(c) If and , then we cannot immediately conclude anything about local maximums or minimums of at . The functions , and
all have their first and second derivatives equal to zero at , but has a local minimum at has a local maximum at , and has neither a local maximum nor a local minimum at .

The Second Derivative Test for Extremes is very useful when is easy to calculate and evaluate. Sometimes, however, the First Derivative Test or simply a graph of the function is an easier way to determine if we have a local
maximum or a local minimum â€“ it depends on the function and on which tools you have available to help you.

**Practice 2:** has critical numbers and . Use the Second Derivative Test for Extremes to determine whether and
are maximums or minimums or neither.

## Inflection Points

**Definition:** An **inflection point** is a point on the graph of a function where the concavity of the function changes, from concave up to down or from concave down to up.

**Practice 3:** Which of the labelled points in Fig. 8 are inflection points?

**Fig. 8**

To find the inflection points of a function we can use the second derivative of the function. If , then the graph of is concave up at the point so is not an inflection point. Similarly,
if , then the graph of is concave down at the point and the point is not an inflection point. The only points left which can possibly be inflection points are the
places where is or undefined ( is not differentiable). To find the inflection points of a function we only need to check the points where is or
undefined. If or is undefined, then the point **may** or **may not** be an inflection point â€“ we would need to check the concavity
of on each side of . The functions in the next example illustrate what can happen.

**Example 2:** Let and (Fig. 9). For which of these functions is the point an inflection point?

**Fig. 9**

Solution: Graphically, it is clear that the concavity of and changes at , so is an inflection point for and . The function
is concave up everywhere so is not an inflection point of .

If , then and . The only point at which or is undefined ( is not differentiable) is at . If , then
so is concave down. If , then so is concave up. At the concavity changes so the point is an inflection point of .

If , then and . The only point at which or is undefined
is at . If , then so is concave up. If , then so is also concave up. At the concavity **does not change** so the point
is **not an inflection point** of .

If , then and is not defined
if , but (negative number) and (positive number) so changes concavity at and is an inflection point of .
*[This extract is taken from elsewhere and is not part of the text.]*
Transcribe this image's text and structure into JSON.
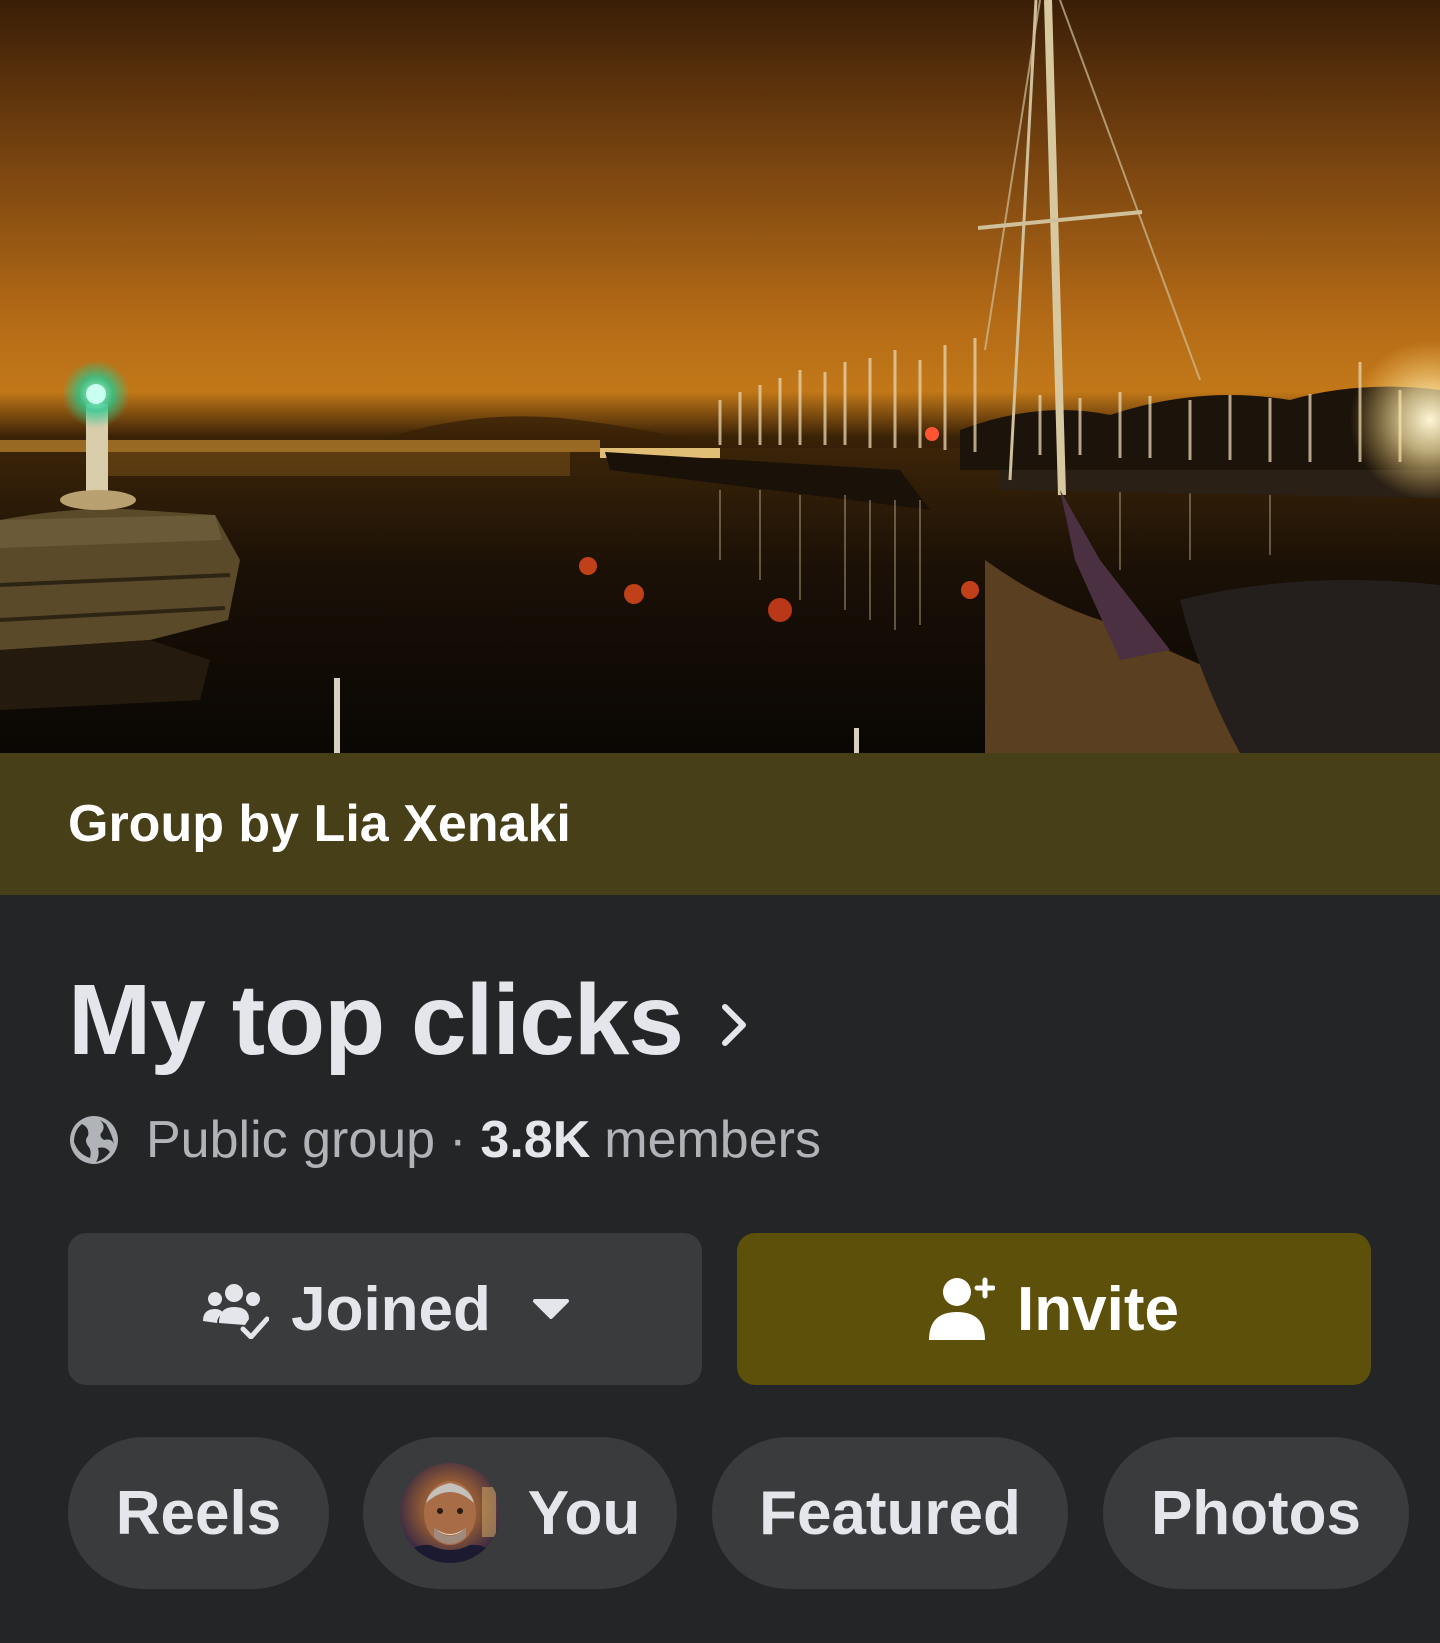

**Practice 4:** Find the inflection points of .

**Example 3:** Sketch graph of a function with , and an inflection point at . Solution: Two solutions are given in Fig. 10.

**Fig. 10**

## Practice Answers

**Practice 1:** See Fig. 6.

**Fig. 6**

so is concave down at the critical value so is a rel. max.

so is concave up at the critical value so is a rel. min.

**Fig. 18**

**Practice 3:** The points labeled and in Fig. 8 are inflection points.

**Practice 4: **

The only candidates to be Inflection Points are and .

If , then (neg)(neg) is positive.

If , then (pos )(neg) is negative.

If , then
(pos)(pos) is positive.

changes concavity at and so **and** **are Inflection Points**.

**Fig. 19**